Segment Open

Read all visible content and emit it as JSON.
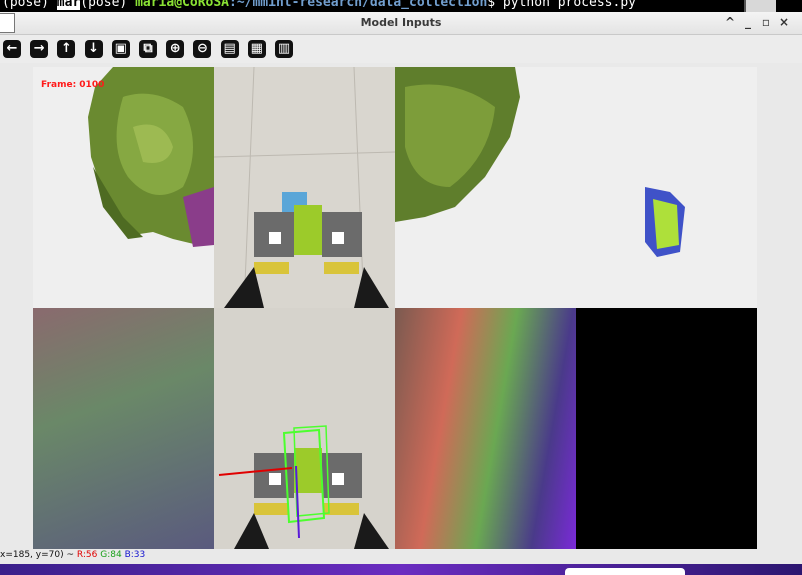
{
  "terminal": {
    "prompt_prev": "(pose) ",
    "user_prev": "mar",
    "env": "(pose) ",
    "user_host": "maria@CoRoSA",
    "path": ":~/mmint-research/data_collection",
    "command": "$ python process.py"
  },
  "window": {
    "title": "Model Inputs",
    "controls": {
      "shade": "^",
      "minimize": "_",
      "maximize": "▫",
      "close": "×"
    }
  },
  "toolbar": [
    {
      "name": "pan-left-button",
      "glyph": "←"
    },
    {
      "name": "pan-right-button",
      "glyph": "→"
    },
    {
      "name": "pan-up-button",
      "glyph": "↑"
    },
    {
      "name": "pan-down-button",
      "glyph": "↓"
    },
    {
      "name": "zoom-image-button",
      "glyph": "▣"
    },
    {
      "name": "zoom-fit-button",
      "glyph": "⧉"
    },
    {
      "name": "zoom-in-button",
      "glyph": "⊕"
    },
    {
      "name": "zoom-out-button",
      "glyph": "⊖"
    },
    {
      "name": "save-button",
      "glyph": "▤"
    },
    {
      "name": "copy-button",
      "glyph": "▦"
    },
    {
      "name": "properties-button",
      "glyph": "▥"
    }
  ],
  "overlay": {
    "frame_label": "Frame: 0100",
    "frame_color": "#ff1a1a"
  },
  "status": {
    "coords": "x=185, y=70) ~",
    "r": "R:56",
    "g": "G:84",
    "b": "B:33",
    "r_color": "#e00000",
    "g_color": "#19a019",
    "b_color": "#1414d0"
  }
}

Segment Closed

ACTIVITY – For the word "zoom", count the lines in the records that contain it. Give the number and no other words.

COMPLETED EXERCISE – 4